TASK PROMPT — Where the string "quote" appears in a line of the data, show that line.
--- START ---
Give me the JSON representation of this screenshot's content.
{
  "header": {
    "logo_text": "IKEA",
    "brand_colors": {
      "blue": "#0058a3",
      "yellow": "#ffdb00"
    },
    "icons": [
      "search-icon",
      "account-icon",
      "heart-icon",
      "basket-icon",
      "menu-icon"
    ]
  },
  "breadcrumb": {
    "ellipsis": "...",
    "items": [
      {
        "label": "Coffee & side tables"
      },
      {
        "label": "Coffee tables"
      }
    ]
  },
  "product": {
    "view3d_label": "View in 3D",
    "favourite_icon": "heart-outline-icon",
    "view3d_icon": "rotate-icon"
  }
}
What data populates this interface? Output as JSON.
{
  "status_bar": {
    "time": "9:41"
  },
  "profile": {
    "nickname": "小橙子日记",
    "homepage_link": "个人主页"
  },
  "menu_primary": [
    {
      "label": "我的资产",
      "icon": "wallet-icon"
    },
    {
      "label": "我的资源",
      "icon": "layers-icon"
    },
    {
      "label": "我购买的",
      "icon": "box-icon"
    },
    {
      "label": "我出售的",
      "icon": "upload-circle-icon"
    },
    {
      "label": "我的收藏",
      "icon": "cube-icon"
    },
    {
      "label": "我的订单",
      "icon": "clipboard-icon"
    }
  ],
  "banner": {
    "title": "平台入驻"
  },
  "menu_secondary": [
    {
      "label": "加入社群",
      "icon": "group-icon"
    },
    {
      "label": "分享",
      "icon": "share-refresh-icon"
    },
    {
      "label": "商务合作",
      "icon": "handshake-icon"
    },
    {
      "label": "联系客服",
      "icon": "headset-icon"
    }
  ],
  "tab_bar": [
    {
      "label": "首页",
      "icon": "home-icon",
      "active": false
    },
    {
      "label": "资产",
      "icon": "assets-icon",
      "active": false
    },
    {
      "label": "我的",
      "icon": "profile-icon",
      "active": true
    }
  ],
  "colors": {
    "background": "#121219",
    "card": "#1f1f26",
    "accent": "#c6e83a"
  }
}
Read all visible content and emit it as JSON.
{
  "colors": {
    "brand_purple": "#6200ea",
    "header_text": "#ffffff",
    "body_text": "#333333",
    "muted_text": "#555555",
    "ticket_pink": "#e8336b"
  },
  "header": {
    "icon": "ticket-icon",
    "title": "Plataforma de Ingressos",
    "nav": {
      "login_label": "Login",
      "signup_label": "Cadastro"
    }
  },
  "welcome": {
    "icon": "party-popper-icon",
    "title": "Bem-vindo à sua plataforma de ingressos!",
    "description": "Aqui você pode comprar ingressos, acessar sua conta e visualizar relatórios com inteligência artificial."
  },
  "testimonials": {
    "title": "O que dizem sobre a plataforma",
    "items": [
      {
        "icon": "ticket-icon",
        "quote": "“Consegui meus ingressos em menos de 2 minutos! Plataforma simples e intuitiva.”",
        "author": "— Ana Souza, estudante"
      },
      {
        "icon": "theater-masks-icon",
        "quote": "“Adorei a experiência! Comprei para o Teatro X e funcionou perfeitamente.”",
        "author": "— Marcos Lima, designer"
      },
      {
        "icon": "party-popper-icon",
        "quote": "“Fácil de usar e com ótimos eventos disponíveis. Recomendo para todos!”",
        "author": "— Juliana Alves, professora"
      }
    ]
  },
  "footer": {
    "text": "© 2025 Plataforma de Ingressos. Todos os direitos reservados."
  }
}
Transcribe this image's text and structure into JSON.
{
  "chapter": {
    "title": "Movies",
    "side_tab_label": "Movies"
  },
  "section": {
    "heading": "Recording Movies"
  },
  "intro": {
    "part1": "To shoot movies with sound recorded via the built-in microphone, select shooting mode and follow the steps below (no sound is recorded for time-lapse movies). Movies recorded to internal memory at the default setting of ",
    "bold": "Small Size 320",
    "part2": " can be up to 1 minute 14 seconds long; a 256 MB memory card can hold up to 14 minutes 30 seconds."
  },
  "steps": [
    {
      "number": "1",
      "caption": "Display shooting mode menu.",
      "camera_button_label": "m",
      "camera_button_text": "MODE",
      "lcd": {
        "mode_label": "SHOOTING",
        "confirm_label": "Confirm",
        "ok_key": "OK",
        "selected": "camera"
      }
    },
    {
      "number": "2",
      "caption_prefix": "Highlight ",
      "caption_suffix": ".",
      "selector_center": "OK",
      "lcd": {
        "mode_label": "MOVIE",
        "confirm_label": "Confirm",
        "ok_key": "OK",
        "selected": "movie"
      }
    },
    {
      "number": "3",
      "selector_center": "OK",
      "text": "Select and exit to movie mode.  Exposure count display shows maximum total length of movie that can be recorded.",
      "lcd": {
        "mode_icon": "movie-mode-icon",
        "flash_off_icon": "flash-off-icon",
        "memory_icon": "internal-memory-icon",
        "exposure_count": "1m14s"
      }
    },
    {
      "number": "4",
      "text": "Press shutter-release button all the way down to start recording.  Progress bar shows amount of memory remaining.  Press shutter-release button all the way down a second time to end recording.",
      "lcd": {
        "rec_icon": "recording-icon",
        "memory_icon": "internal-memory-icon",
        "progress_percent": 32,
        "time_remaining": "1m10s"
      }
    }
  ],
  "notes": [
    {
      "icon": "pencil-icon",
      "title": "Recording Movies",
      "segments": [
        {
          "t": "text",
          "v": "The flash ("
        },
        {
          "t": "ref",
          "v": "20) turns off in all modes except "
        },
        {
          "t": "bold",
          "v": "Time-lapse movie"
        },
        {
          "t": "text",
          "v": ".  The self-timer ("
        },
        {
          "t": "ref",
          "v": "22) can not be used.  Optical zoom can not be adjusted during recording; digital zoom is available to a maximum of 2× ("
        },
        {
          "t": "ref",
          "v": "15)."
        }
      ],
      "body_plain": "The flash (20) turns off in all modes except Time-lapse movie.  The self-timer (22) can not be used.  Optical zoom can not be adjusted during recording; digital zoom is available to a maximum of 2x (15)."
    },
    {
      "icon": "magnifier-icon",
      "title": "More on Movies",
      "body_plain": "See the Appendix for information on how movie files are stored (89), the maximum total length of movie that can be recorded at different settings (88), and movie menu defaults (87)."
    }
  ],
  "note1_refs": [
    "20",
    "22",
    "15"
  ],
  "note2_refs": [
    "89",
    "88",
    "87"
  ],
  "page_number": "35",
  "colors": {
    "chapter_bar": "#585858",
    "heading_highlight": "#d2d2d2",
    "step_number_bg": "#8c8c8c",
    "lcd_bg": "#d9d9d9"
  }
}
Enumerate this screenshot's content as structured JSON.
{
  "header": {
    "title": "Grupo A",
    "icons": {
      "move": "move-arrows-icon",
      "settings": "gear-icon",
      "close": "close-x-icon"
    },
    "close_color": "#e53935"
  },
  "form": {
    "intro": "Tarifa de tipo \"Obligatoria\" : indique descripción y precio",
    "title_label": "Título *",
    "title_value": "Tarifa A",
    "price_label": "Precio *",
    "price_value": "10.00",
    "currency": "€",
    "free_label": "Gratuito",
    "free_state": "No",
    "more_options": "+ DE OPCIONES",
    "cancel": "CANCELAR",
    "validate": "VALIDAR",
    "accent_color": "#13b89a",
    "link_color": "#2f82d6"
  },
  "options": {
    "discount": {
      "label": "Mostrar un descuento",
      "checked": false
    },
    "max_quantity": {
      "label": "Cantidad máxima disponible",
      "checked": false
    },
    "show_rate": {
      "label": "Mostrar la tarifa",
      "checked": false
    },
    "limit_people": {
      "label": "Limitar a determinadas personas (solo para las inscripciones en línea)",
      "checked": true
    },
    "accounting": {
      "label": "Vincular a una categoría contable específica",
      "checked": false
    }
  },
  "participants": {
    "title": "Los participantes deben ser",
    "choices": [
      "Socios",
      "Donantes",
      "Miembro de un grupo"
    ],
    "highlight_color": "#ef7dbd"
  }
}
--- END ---
SOLUTION TO THE PROBLEM —
        "quote": "“Consegui meus ingressos em menos de 2 minutos! Plataforma simples e intuitiva.”",
        "quote": "“Adorei a experiência! Comprei para o Teatro X e funcionou perfeitamente.”",
        "quote": "“Fácil de usar e com ótimos eventos disponíveis. Recomendo para todos!”",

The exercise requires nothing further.